New Zealand banks are tightening lending standards, including for property development, meaning new construction could slow despite the aims of the Auckland Unitary Plan. This, credit rating agency Standard & Poor's Global Ratings says, could put renewed upward pressure on house prices.
Against a backdrop of weaker net interest margins and a gap between what New Zealand households are borrowing and depositing, local banks have been tightening lending standards, S&P says in its annual NZ banking outlook report.
"Banks have indicated a bias toward tightening lending standards across household, business, and agriculture lending. This has included a tighter stance on pricing for capital and risk. Overall, we expect this bias to continue into the first half of 2017, particularly in light of the aforementioned headwinds. Despite the significant economic tailwinds behind Auckland and surrounding regions, we expect credit extension to the business sector to slow, particularly as we understand some of the larger banks are operating close to their internal limits on commercial property," S&P says.
The credit rating agency estimates a housing supply shortage of between 30,000 and 40,000 dwellings in Auckland.
"With banks reporting a tightening in lending standards for property development, it's conceivable that new construction will slow, despite the rollout of the Auckland Unitary Plan, applying further upward pressure on house prices," S&P says.
The latest monthly Real Estate Institute of New Zealand figures showed lower median prices both nationally and in Auckland.

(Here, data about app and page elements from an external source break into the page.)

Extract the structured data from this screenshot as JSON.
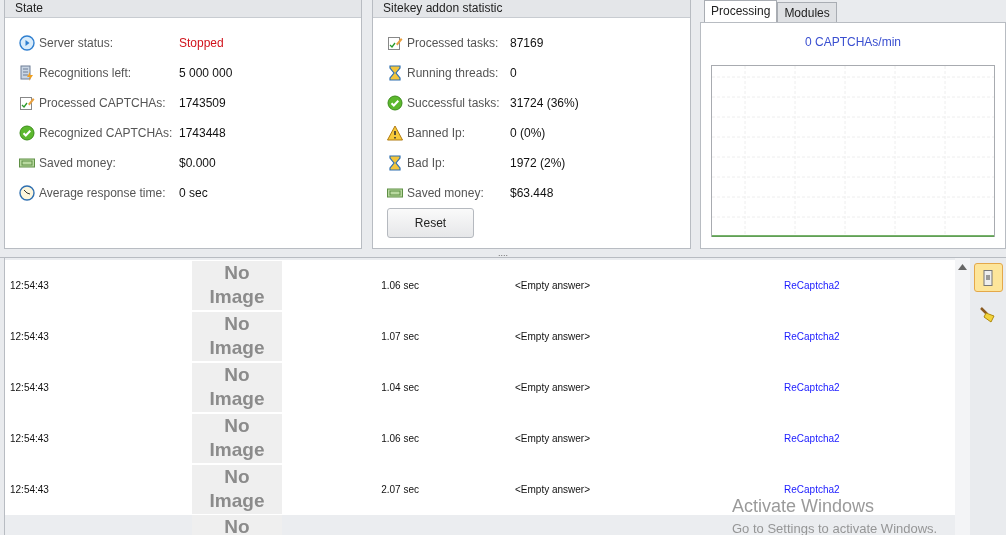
{
  "state_panel": {
    "title": "State",
    "rows": [
      {
        "kind": "play",
        "label": "Server status:",
        "value": "Stopped",
        "alert": true
      },
      {
        "kind": "doc",
        "label": "Recognitions  left:",
        "value": "5 000 000",
        "alert": false
      },
      {
        "kind": "edit",
        "label": "Processed CAPTCHAs:",
        "value": "1743509",
        "alert": false
      },
      {
        "kind": "check",
        "label": "Recognized CAPTCHAs:",
        "value": "1743448",
        "alert": false
      },
      {
        "kind": "money",
        "label": "Saved money:",
        "value": "$0.000",
        "alert": false
      },
      {
        "kind": "clock",
        "label": "Average response time:",
        "value": "0 sec",
        "alert": false
      }
    ]
  },
  "sitekey_panel": {
    "title": "Sitekey addon statistic",
    "rows": [
      {
        "kind": "edit",
        "label": "Processed tasks:",
        "value": "87169"
      },
      {
        "kind": "hourglass",
        "label": "Running threads:",
        "value": "0"
      },
      {
        "kind": "check",
        "label": "Successful tasks:",
        "value": "31724 (36%)"
      },
      {
        "kind": "warning",
        "label": "Banned Ip:",
        "value": "0 (0%)"
      },
      {
        "kind": "hourglass",
        "label": "Bad Ip:",
        "value": "1972 (2%)"
      },
      {
        "kind": "money",
        "label": "Saved money:",
        "value": "$63.448"
      }
    ],
    "button": "Reset"
  },
  "tabs": [
    {
      "label": "Processing",
      "selected": true
    },
    {
      "label": "Modules",
      "selected": false
    }
  ],
  "rate": "0 CAPTCHAs/min",
  "splitter": "....",
  "log": [
    {
      "time": "12:54:43",
      "thumb": "No Image",
      "duration": "1.06 sec",
      "answer": "<Empty answer>",
      "type": "ReCaptcha2",
      "selected": false
    },
    {
      "time": "12:54:43",
      "thumb": "No Image",
      "duration": "1.07 sec",
      "answer": "<Empty answer>",
      "type": "ReCaptcha2",
      "selected": false
    },
    {
      "time": "12:54:43",
      "thumb": "No Image",
      "duration": "1.04 sec",
      "answer": "<Empty answer>",
      "type": "ReCaptcha2",
      "selected": false
    },
    {
      "time": "12:54:43",
      "thumb": "No Image",
      "duration": "1.06 sec",
      "answer": "<Empty answer>",
      "type": "ReCaptcha2",
      "selected": false
    },
    {
      "time": "12:54:43",
      "thumb": "No Image",
      "duration": "2.07 sec",
      "answer": "<Empty answer>",
      "type": "ReCaptcha2",
      "selected": false
    },
    {
      "thumb": "No",
      "selected": true
    }
  ],
  "os_overlay": {
    "title": "Activate Windows",
    "subtitle": "Go to Settings to activate Windows."
  }
}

'Entering the latter part of the current credit cycle'
Overall S&P says NZ's banking system is showing signs of entering the latter part of the current credit cycle. It's forecasting debt growth will slow because of recent increases in residential mortgage rates, which should continue as banks' wholesale and retail funding costs edge higher.
"Tighter risk-based pricing and margin recovery are also factors, in our view. We expect this to reduce both the demand and supply of credit. The outlook for slower credit growth also comes off the back of the need, in our opinion, for banks to close the funding gap - the difference between credit and deposit growth - that has been building for the last year or so, and, to a lesser extent, the recent tightening of macroprudential restrictions," S&P says.
"We expect the performance of New Zealand banks to remain strong in 2017, on the back of low credit losses aided by historically low interest rates and solid economic growth. In our base case, we forecast housing-related imbalances - namely inflated house prices and, more recently, rising household debt levels - to stabilize in 2017, with both credit growth and house prices to slow, albeit modestly."
"In our alternative scenario, we believe there is a low probability risk that credit growth remains elevated around current levels. Less likely, in our view, is the prospect of house prices resuming another leg upward. The increased risk of either scenario playing out would place downward pressure on banking sector creditworthiness, in our opinion," S&P says.
Parental support seen
Meanwhile, S&P says the Australian parents of ANZ NZ, ASB, BNZ and Westpac NZ "remain highly likely" to provide timely financial support to their Kiwi subsidiaries, if needed, under all foreseeable situations.
S&P has AA- ratings on the big four NZ banks, with negative outlooks. It has an A+ rating on Kiwibank with a negative outlook. See credit ratings explained here.
"The negative outlooks on the New Zealand major bank subsidiaries mirror those on their Australian parents. We note that the negative outlooks on the Australian parents reflect the sovereign rating outlook on the Commonwealth of Australia. Concurrently, it reflects a one-in-three chance that Australian government supportiveness toward the Australian banking sector will diminish, in our opinion, in the next two years. We would lower our ratings on the New Zealand major banks if we lowered our long-term ratings on their Australian parents," S&P says.